(Given records)

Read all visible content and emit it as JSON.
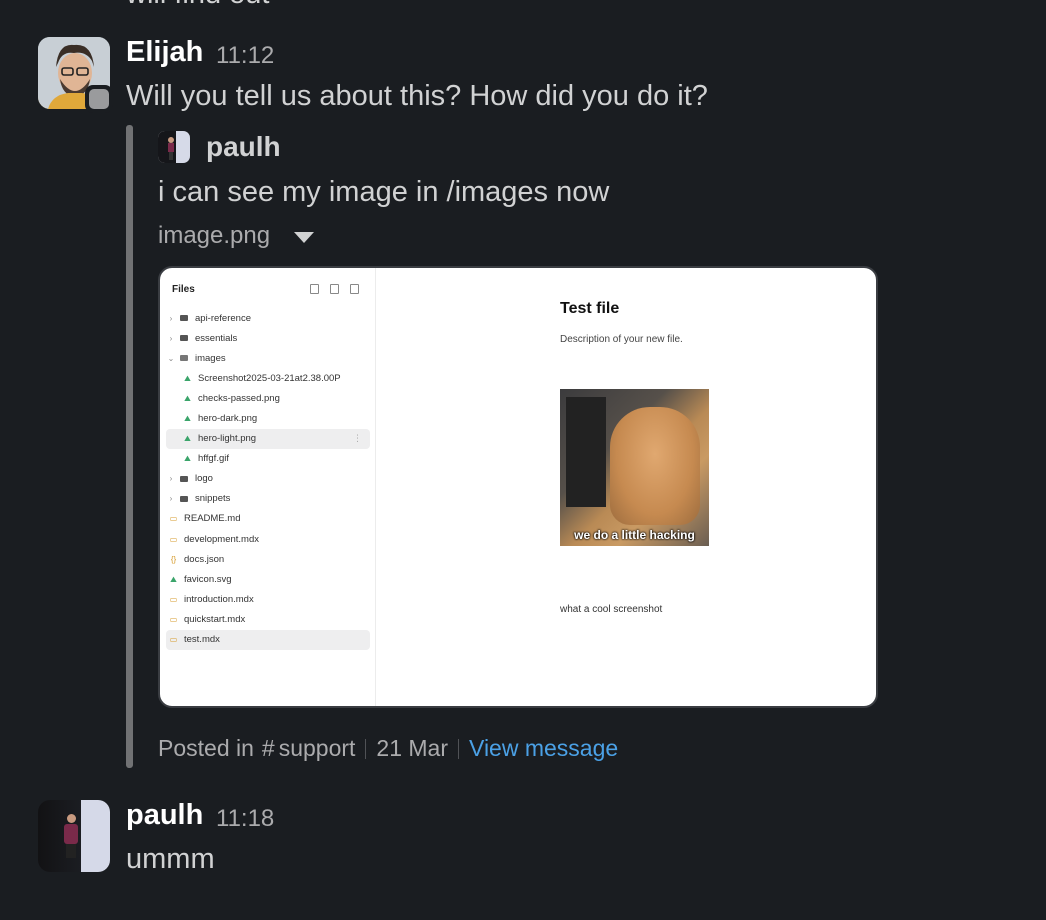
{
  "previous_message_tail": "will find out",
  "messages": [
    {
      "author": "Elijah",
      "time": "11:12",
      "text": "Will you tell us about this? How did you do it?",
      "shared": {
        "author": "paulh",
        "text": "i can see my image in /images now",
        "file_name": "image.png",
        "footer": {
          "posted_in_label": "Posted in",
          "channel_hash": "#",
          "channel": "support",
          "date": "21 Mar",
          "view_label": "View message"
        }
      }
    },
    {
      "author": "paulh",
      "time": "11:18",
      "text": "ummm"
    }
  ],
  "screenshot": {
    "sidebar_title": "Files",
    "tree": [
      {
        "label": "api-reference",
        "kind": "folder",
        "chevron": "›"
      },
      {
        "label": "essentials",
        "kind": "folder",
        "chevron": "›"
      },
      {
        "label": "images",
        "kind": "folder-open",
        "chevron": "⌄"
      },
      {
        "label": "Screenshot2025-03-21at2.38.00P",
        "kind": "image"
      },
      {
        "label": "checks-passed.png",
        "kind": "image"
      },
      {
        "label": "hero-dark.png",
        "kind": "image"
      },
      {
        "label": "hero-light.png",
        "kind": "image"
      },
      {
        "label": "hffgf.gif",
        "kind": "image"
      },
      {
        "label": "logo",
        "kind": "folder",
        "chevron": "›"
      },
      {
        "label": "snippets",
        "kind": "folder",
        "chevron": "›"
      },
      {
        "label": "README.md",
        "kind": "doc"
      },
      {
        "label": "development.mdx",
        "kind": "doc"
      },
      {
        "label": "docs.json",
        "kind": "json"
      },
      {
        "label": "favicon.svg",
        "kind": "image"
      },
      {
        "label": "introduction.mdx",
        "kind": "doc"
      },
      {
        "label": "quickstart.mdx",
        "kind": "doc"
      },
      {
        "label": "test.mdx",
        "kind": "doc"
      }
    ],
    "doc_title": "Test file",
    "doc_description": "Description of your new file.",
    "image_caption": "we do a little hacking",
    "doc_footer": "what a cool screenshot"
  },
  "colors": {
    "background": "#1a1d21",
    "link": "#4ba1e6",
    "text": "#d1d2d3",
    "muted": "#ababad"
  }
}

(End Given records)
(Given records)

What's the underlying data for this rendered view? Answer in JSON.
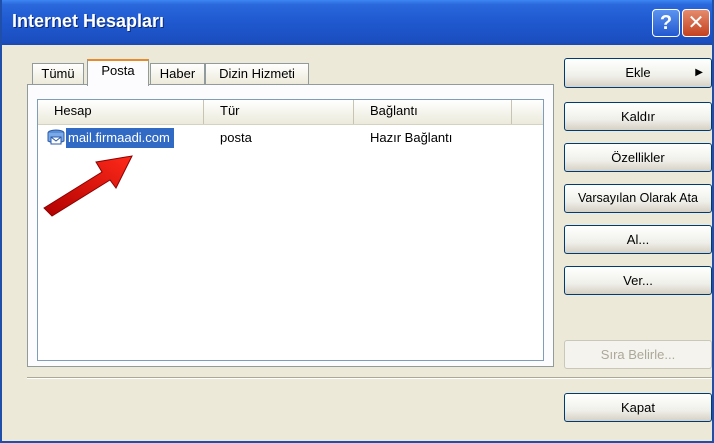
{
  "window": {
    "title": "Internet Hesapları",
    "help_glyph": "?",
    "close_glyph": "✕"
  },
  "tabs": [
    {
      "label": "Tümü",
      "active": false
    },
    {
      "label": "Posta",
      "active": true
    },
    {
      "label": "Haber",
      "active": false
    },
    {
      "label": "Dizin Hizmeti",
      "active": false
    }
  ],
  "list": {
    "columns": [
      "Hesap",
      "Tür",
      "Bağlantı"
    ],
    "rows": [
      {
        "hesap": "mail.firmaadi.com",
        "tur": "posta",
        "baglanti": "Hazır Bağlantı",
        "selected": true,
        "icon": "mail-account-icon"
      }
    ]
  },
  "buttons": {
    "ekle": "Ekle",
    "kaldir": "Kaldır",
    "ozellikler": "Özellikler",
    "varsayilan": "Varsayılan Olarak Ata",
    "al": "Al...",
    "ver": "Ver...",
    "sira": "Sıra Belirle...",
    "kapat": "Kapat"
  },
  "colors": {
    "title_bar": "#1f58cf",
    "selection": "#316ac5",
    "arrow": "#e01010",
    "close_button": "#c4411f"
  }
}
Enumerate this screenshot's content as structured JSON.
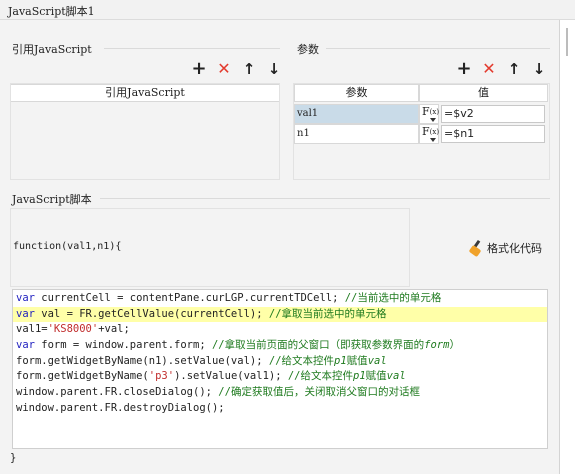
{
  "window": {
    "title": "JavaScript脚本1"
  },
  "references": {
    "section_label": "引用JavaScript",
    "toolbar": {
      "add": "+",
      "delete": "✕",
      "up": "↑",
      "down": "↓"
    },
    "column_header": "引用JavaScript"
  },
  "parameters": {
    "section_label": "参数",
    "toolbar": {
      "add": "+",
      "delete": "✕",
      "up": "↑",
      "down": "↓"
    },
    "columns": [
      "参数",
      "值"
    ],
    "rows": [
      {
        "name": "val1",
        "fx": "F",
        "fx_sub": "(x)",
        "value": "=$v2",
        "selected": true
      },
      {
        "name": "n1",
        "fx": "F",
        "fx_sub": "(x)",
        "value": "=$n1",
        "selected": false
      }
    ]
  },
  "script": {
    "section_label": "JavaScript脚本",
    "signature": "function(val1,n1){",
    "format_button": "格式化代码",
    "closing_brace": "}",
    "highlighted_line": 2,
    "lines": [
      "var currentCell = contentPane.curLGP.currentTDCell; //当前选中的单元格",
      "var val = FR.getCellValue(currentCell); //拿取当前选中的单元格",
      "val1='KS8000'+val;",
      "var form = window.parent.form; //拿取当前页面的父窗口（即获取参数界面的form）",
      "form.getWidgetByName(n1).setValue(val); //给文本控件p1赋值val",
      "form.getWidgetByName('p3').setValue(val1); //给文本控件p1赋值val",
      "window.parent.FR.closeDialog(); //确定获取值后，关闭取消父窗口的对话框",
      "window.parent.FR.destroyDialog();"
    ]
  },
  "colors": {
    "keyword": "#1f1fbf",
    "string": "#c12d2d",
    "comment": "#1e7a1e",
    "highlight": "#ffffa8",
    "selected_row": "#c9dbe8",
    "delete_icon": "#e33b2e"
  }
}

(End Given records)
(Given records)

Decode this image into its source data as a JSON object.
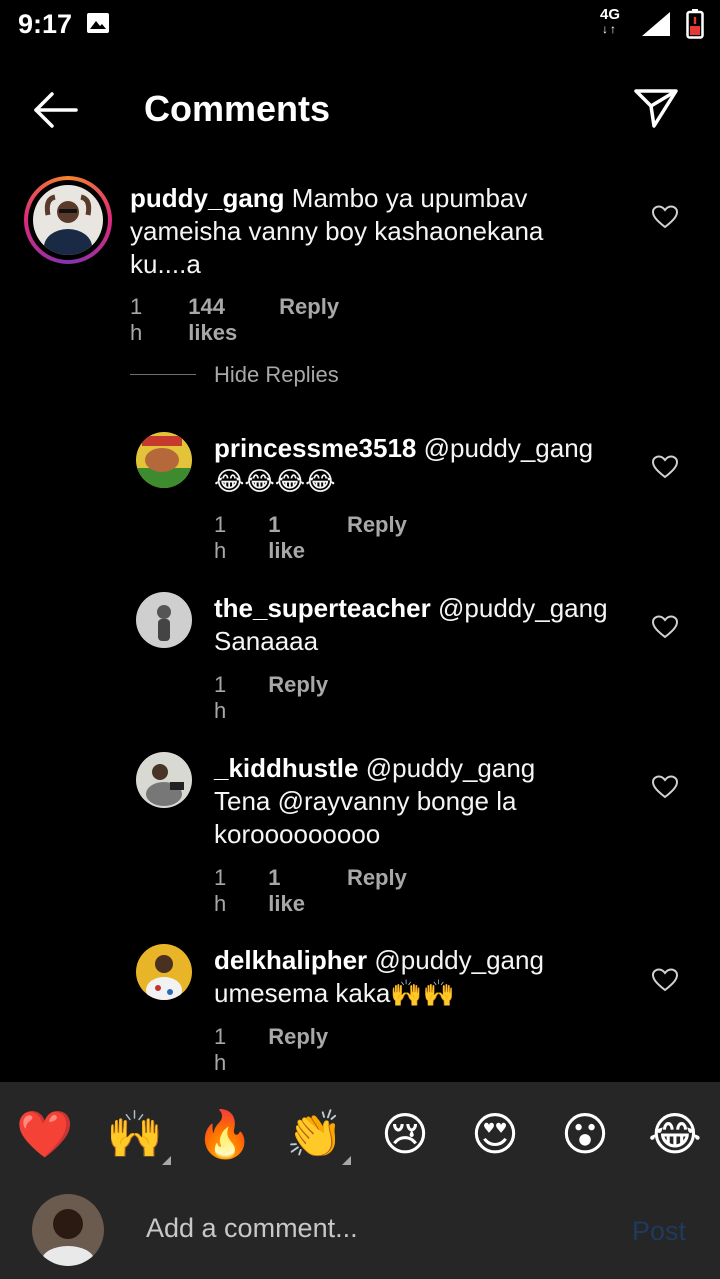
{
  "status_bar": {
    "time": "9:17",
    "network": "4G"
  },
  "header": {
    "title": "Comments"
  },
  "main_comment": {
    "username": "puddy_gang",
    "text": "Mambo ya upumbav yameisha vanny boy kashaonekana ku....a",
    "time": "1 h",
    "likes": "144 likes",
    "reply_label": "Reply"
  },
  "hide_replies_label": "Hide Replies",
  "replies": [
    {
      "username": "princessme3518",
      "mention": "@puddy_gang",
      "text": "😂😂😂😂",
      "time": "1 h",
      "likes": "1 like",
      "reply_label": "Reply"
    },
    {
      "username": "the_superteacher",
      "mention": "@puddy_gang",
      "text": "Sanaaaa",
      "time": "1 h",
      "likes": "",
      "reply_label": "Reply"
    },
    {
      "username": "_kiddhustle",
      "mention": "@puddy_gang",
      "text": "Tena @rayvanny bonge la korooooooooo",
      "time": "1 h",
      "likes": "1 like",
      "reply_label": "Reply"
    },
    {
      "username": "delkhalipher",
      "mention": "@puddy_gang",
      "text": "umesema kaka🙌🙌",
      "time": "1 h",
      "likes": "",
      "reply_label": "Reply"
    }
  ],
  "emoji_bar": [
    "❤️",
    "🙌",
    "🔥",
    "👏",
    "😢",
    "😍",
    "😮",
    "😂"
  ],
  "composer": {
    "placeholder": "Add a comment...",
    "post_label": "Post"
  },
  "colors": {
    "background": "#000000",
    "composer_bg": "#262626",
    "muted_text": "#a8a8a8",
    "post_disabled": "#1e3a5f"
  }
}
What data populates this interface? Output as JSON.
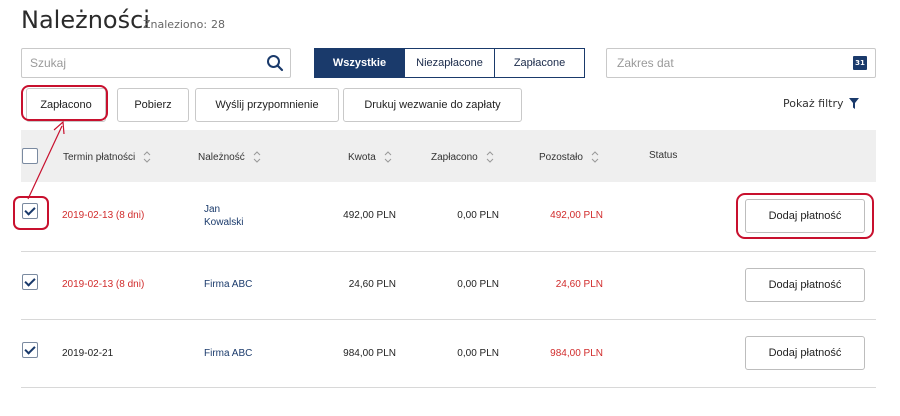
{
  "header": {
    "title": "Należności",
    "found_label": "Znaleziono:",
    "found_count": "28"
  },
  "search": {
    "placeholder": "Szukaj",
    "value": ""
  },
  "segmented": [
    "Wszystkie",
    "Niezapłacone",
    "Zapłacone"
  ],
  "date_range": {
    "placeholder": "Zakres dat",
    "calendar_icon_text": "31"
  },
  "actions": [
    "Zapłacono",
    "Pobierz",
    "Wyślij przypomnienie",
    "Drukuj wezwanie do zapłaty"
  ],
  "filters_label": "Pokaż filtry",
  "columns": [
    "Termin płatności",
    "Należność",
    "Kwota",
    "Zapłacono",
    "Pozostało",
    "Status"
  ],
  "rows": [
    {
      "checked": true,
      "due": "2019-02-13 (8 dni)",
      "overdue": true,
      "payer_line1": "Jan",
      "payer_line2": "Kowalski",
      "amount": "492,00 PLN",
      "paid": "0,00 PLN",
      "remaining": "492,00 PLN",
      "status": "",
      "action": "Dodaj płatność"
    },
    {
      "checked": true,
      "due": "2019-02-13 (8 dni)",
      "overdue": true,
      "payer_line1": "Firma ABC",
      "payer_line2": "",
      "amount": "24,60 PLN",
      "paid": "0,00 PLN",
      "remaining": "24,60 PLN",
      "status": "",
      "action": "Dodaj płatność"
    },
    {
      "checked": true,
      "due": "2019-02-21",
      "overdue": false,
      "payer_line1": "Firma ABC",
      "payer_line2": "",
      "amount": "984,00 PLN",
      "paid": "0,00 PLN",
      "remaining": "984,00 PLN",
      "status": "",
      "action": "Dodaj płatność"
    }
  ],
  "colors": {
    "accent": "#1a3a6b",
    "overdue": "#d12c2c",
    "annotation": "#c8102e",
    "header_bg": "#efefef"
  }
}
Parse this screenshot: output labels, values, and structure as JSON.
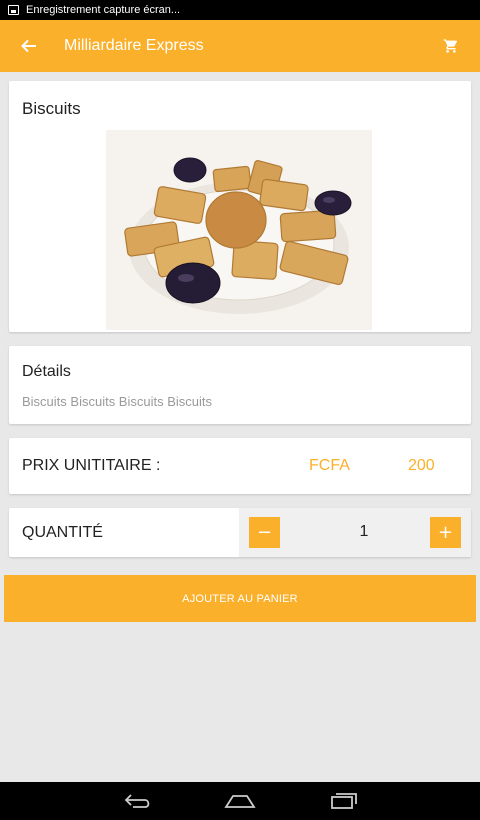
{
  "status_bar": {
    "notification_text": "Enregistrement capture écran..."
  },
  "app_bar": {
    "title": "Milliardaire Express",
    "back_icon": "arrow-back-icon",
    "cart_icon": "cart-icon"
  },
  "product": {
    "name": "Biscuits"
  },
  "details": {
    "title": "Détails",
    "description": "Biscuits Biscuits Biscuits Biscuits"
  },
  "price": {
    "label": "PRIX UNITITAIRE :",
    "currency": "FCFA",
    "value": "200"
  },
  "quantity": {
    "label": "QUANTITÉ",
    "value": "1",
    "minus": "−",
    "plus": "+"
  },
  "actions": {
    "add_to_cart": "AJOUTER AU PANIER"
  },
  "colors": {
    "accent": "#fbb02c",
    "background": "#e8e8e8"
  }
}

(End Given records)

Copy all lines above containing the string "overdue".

Response area:
      "overdue": true,
      "overdue": true,
      "overdue": false,
    "overdue": "#d12c2c",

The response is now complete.